According to two highly-anticipated studies that were finally released on February 11, 2015, identifying and removing a clot blocking the flow of blood to the brain, rather than just administering drugs to dissolve it, dramatically improves the chances that patients will recover from a stroke.
According to the larger of the two studies, the surgical procedure nearly halved the rate of deaths caused by strokes.
The research reflects a large Dutch study published in December, called MR CLEAN, that also found a benefit from fishing a clot out of an artery. Taken together, the studies offer a really persuasive argument that scientists have uncovered the potential for something great.
The two studies were reported at the American Heart Association/American Stroke Association International Stroke Conference in Nashville and released in summary form by the New England Journal of Medicine.

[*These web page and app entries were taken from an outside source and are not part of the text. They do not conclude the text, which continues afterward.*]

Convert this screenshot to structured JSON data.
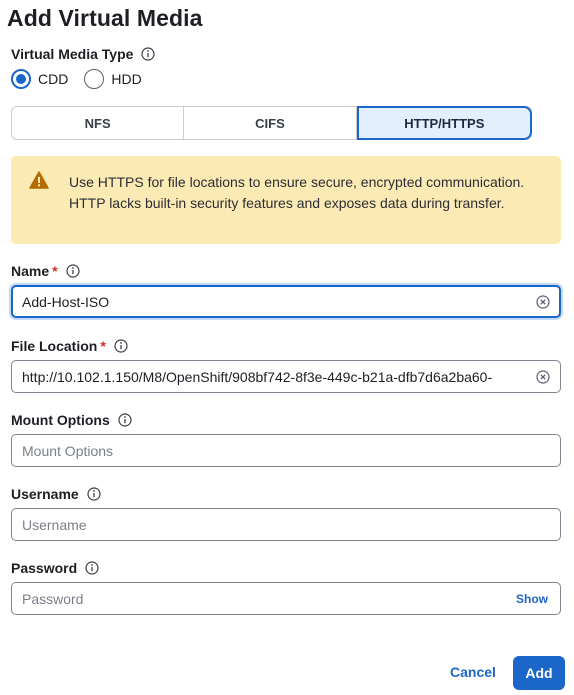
{
  "dialog": {
    "title": "Add Virtual Media"
  },
  "media_type": {
    "label": "Virtual Media Type",
    "options": [
      {
        "label": "CDD",
        "checked": true
      },
      {
        "label": "HDD",
        "checked": false
      }
    ]
  },
  "protocol_tabs": {
    "items": [
      {
        "label": "NFS",
        "active": false
      },
      {
        "label": "CIFS",
        "active": false
      },
      {
        "label": "HTTP/HTTPS",
        "active": true
      }
    ]
  },
  "alert": {
    "icon": "warning-icon",
    "text": "Use HTTPS for file locations to ensure secure, encrypted communication. HTTP lacks built-in security features and exposes data during transfer.",
    "color": "#fbeab4"
  },
  "fields": {
    "name": {
      "label": "Name",
      "required": true,
      "value": "Add-Host-ISO"
    },
    "file_location": {
      "label": "File Location",
      "required": true,
      "value": "http://10.102.1.150/M8/OpenShift/908bf742-8f3e-449c-b21a-dfb7d6a2ba60-"
    },
    "mount_options": {
      "label": "Mount Options",
      "placeholder": "Mount Options"
    },
    "username": {
      "label": "Username",
      "placeholder": "Username"
    },
    "password": {
      "label": "Password",
      "placeholder": "Password",
      "show_label": "Show"
    }
  },
  "required_marker": "*",
  "footer": {
    "cancel_label": "Cancel",
    "add_label": "Add"
  },
  "colors": {
    "accent": "#1b66c9",
    "required": "#d62b2b"
  }
}
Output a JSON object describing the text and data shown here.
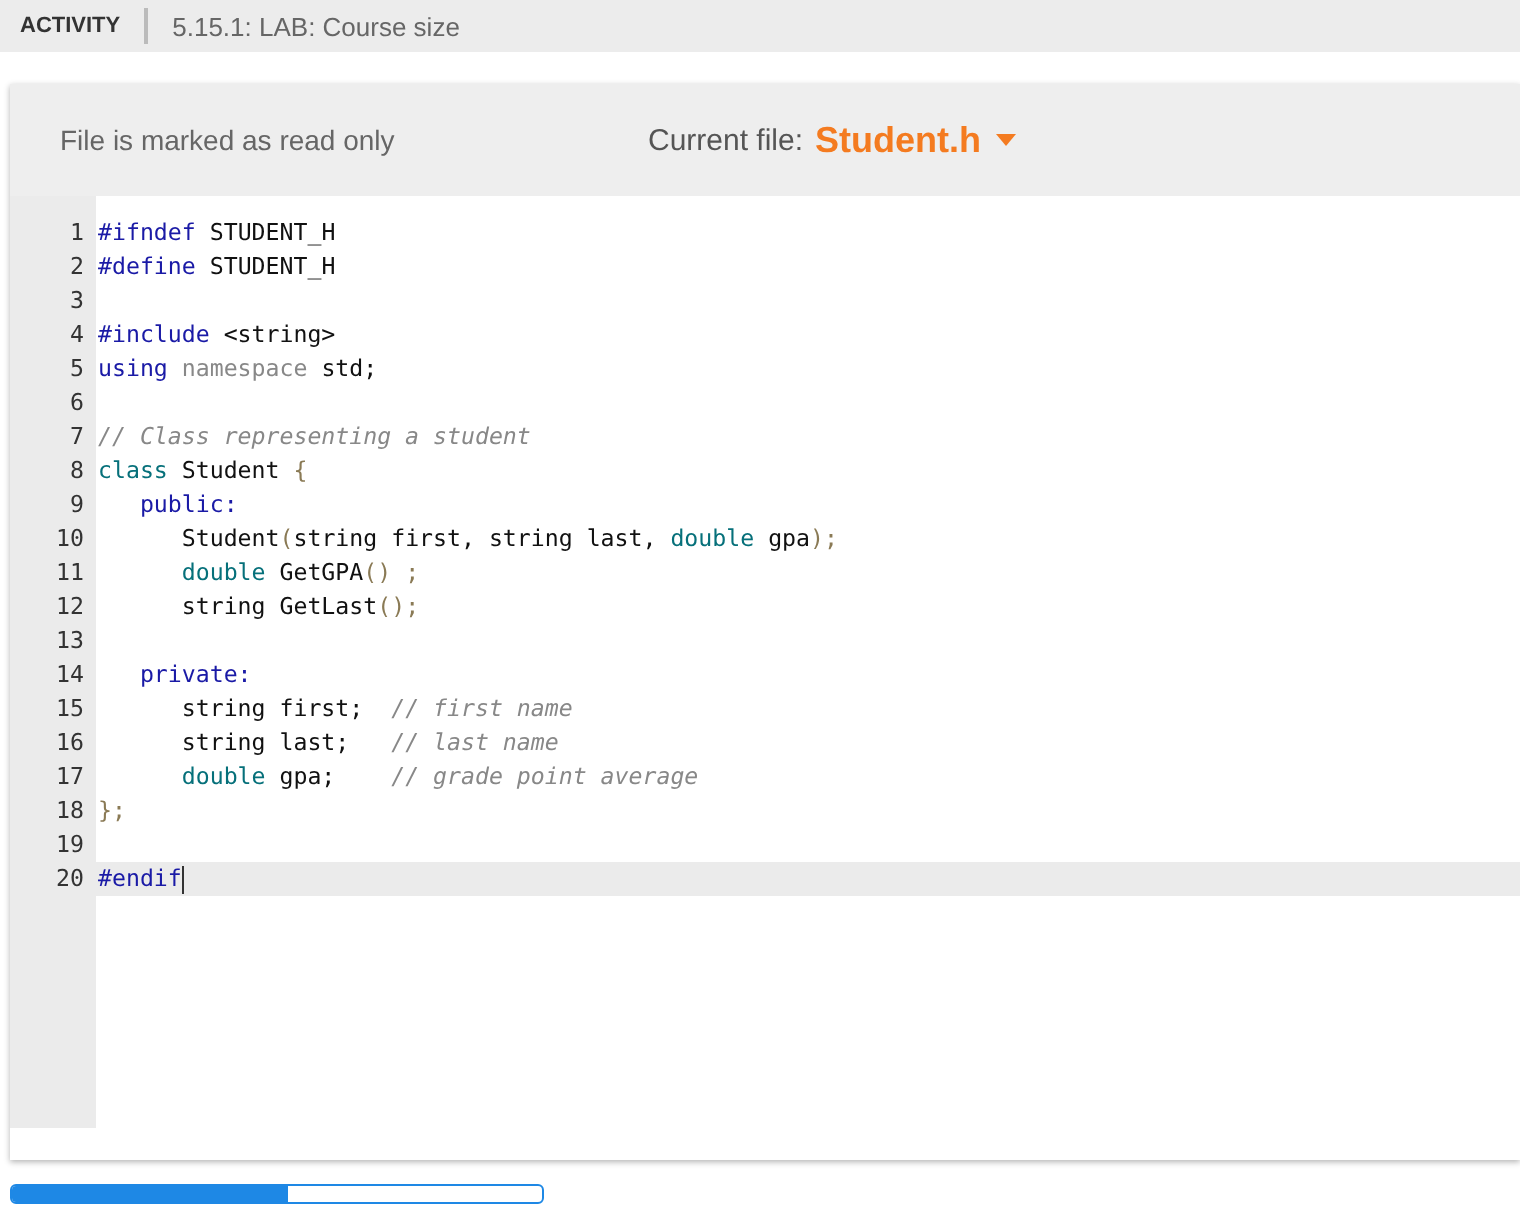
{
  "header": {
    "label": "ACTIVITY",
    "title": "5.15.1: LAB: Course size"
  },
  "toolbar": {
    "status": "File is marked as read only",
    "current_file_label": "Current file:",
    "current_file": "Student.h"
  },
  "editor": {
    "lines": [
      {
        "number": "1",
        "active": false,
        "tokens": [
          {
            "kind": "directive",
            "text": "#ifndef"
          },
          {
            "kind": "plain",
            "text": " STUDENT_H"
          }
        ]
      },
      {
        "number": "2",
        "active": false,
        "tokens": [
          {
            "kind": "directive",
            "text": "#define"
          },
          {
            "kind": "plain",
            "text": " STUDENT_H"
          }
        ]
      },
      {
        "number": "3",
        "active": false
      },
      {
        "number": "4",
        "active": false,
        "tokens": [
          {
            "kind": "directive",
            "text": "#include"
          },
          {
            "kind": "plain",
            "text": " <string>"
          }
        ]
      },
      {
        "number": "5",
        "active": false,
        "tokens": [
          {
            "kind": "directive",
            "text": "using"
          },
          {
            "kind": "dim",
            "text": " namespace"
          },
          {
            "kind": "plain",
            "text": " std;"
          }
        ]
      },
      {
        "number": "6",
        "active": false
      },
      {
        "number": "7",
        "active": false,
        "tokens": [
          {
            "kind": "comment",
            "text": "// Class representing a student"
          }
        ]
      },
      {
        "number": "8",
        "active": false,
        "tokens": [
          {
            "kind": "type",
            "text": "class"
          },
          {
            "kind": "plain",
            "text": " Student "
          },
          {
            "kind": "punct",
            "text": "{"
          }
        ]
      },
      {
        "number": "9",
        "active": false,
        "tokens": [
          {
            "kind": "directive",
            "text": "   public:"
          }
        ]
      },
      {
        "number": "10",
        "active": false,
        "tokens": [
          {
            "kind": "plain",
            "text": "      Student"
          },
          {
            "kind": "punct",
            "text": "("
          },
          {
            "kind": "plain",
            "text": "string first, string last, "
          },
          {
            "kind": "type",
            "text": "double"
          },
          {
            "kind": "plain",
            "text": " gpa"
          },
          {
            "kind": "punct",
            "text": ");"
          }
        ]
      },
      {
        "number": "11",
        "active": false,
        "tokens": [
          {
            "kind": "type",
            "text": "      double"
          },
          {
            "kind": "plain",
            "text": " GetGPA"
          },
          {
            "kind": "punct",
            "text": "() ;"
          }
        ]
      },
      {
        "number": "12",
        "active": false,
        "tokens": [
          {
            "kind": "plain",
            "text": "      string GetLast"
          },
          {
            "kind": "punct",
            "text": "();"
          }
        ]
      },
      {
        "number": "13",
        "active": false
      },
      {
        "number": "14",
        "active": false,
        "tokens": [
          {
            "kind": "directive",
            "text": "   private:"
          }
        ]
      },
      {
        "number": "15",
        "active": false,
        "tokens": [
          {
            "kind": "plain",
            "text": "      string first;  "
          },
          {
            "kind": "comment",
            "text": "// first name"
          }
        ]
      },
      {
        "number": "16",
        "active": false,
        "tokens": [
          {
            "kind": "plain",
            "text": "      string last;   "
          },
          {
            "kind": "comment",
            "text": "// last name"
          }
        ]
      },
      {
        "number": "17",
        "active": false,
        "tokens": [
          {
            "kind": "type",
            "text": "      double"
          },
          {
            "kind": "plain",
            "text": " gpa;    "
          },
          {
            "kind": "comment",
            "text": "// grade point average"
          }
        ]
      },
      {
        "number": "18",
        "active": false,
        "tokens": [
          {
            "kind": "punct",
            "text": "};"
          }
        ]
      },
      {
        "number": "19",
        "active": false
      },
      {
        "number": "20",
        "active": true,
        "tokens": [
          {
            "kind": "directive",
            "text": "#endif"
          }
        ]
      }
    ]
  },
  "progress": {
    "level": 0.52
  }
}
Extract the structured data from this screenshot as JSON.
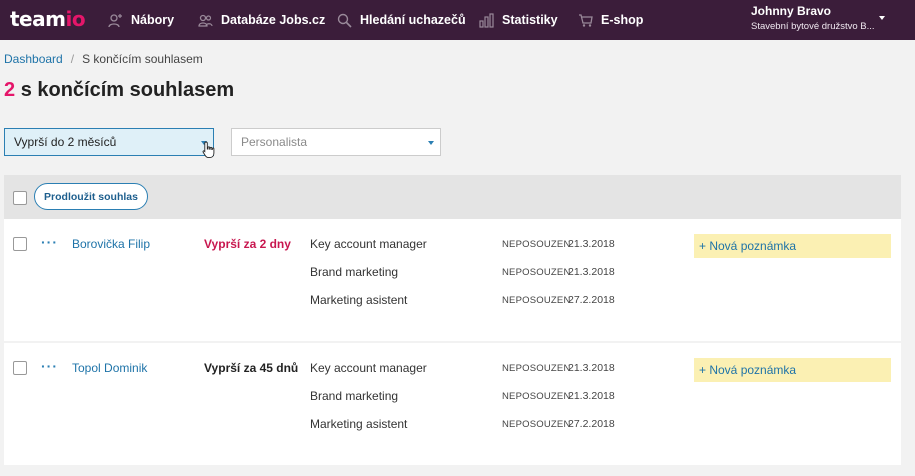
{
  "app": {
    "logo_main": "team",
    "logo_accent": "io"
  },
  "nav": {
    "items": [
      {
        "label": "Nábory",
        "icon": "recruitment-icon"
      },
      {
        "label": "Databáze Jobs.cz",
        "icon": "database-people-icon"
      },
      {
        "label": "Hledání uchazečů",
        "icon": "search-candidates-icon"
      },
      {
        "label": "Statistiky",
        "icon": "bar-chart-icon"
      },
      {
        "label": "E-shop",
        "icon": "cart-icon"
      }
    ]
  },
  "user": {
    "name": "Johnny Bravo",
    "organization": "Stavební bytové družstvo B..."
  },
  "breadcrumb": {
    "home": "Dashboard",
    "separator": "/",
    "current": "S končícím souhlasem"
  },
  "header": {
    "count": "2",
    "title": "s končícím souhlasem"
  },
  "filters": {
    "expiry_value": "Vyprší do 2 měsíců",
    "recruiter_placeholder": "Personalista"
  },
  "toolbar": {
    "extend_label": "Prodloužit souhlas"
  },
  "candidates": [
    {
      "name": "Borovička Filip",
      "expiry": "Vyprší za 2 dny",
      "urgent": true,
      "note_label": "+ Nová poznámka",
      "jobs": [
        {
          "title": "Key account manager",
          "status": "NEPOSOUZEN",
          "date": "21.3.2018"
        },
        {
          "title": "Brand marketing",
          "status": "NEPOSOUZEN",
          "date": "21.3.2018"
        },
        {
          "title": "Marketing asistent",
          "status": "NEPOSOUZEN",
          "date": "27.2.2018"
        }
      ]
    },
    {
      "name": "Topol Dominik",
      "expiry": "Vyprší za 45 dnů",
      "urgent": false,
      "note_label": "+ Nová poznámka",
      "jobs": [
        {
          "title": "Key account manager",
          "status": "NEPOSOUZEN",
          "date": "21.3.2018"
        },
        {
          "title": "Brand marketing",
          "status": "NEPOSOUZEN",
          "date": "21.3.2018"
        },
        {
          "title": "Marketing asistent",
          "status": "NEPOSOUZEN",
          "date": "27.2.2018"
        }
      ]
    }
  ],
  "colors": {
    "topbar": "#3b1d3a",
    "accent": "#e5166a",
    "link": "#1e73a8",
    "note_bg": "#fbf0b3"
  }
}
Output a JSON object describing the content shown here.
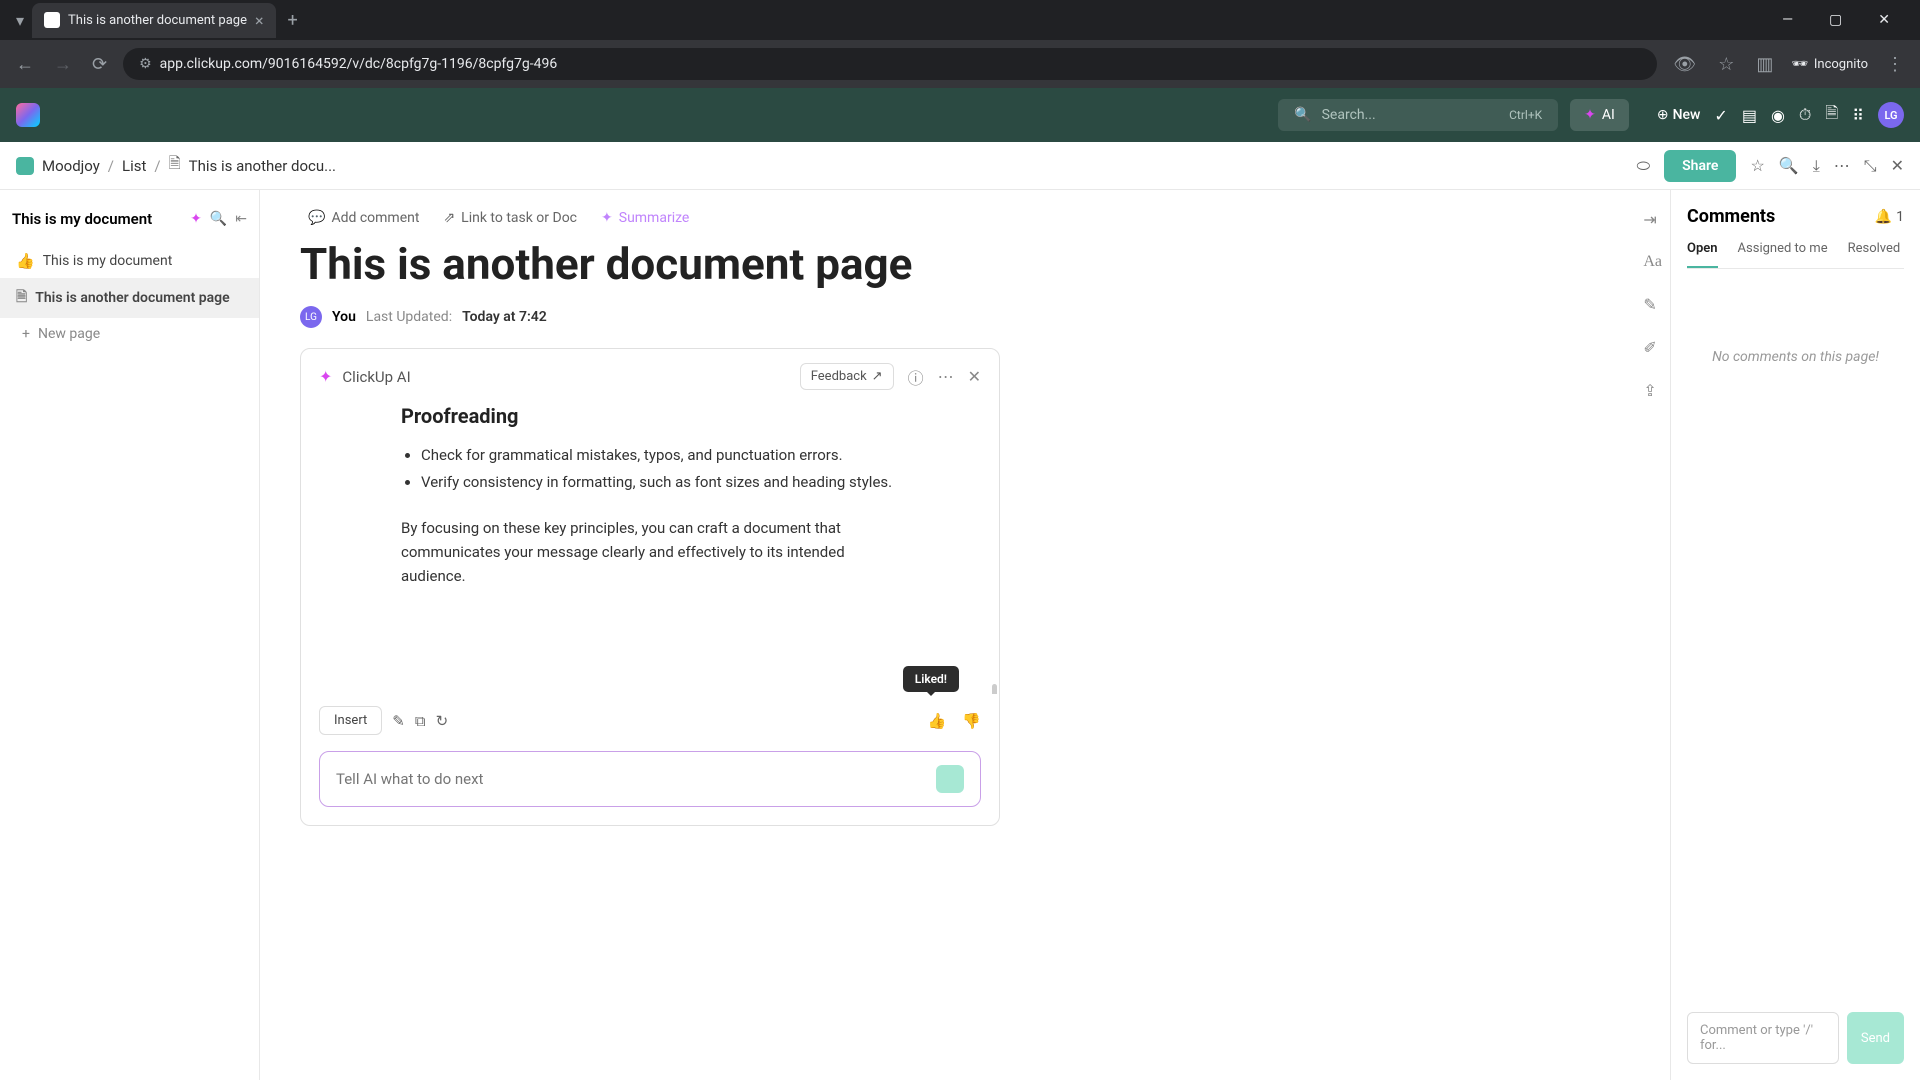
{
  "browser": {
    "tab_title": "This is another document page",
    "url": "app.clickup.com/9016164592/v/dc/8cpfg7g-1196/8cpfg7g-496",
    "incognito_label": "Incognito"
  },
  "header": {
    "search_placeholder": "Search...",
    "search_kbd": "Ctrl+K",
    "ai_label": "AI",
    "new_label": "New",
    "avatar_initials": "LG"
  },
  "breadcrumb": {
    "workspace": "Moodjoy",
    "list": "List",
    "page": "This is another docu...",
    "share_label": "Share"
  },
  "sidebar": {
    "doc_title": "This is my document",
    "items": [
      {
        "emoji": "👍",
        "label": "This is my document"
      },
      {
        "icon": "doc",
        "label": "This is another document page"
      }
    ],
    "new_page_label": "New page"
  },
  "document": {
    "actions": {
      "add_comment": "Add comment",
      "link_task": "Link to task or Doc",
      "summarize": "Summarize"
    },
    "title": "This is another document page",
    "author": "You",
    "avatar_initials": "LG",
    "last_updated_label": "Last Updated:",
    "last_updated_time": "Today at 7:42"
  },
  "ai_panel": {
    "name": "ClickUp AI",
    "feedback_label": "Feedback",
    "heading": "Proofreading",
    "bullets": [
      "Check for grammatical mistakes, typos, and punctuation errors.",
      "Verify consistency in formatting, such as font sizes and heading styles."
    ],
    "paragraph": "By focusing on these key principles, you can craft a document that communicates your message clearly and effectively to its intended audience.",
    "insert_label": "Insert",
    "liked_tooltip": "Liked!",
    "input_placeholder": "Tell AI what to do next"
  },
  "comments": {
    "title": "Comments",
    "notif_count": "1",
    "tabs": {
      "open": "Open",
      "assigned": "Assigned to me",
      "resolved": "Resolved"
    },
    "empty": "No comments on this page!",
    "input_placeholder": "Comment or type '/' for...",
    "send_label": "Send"
  }
}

In one trial, called ESCAPE and conducted at 22 centers worldwide, 53 percent of 120 patients who had clot removal via a tube fed into a blood vessel of the brain were functionally independent 90 days later. Of the 118 who received only the standard clot-busting drug, only 29 percent were functionally independent. While 19 percent of patients receiving drugs alone died within three months, only 10.4 percent of those whose clots were removed died.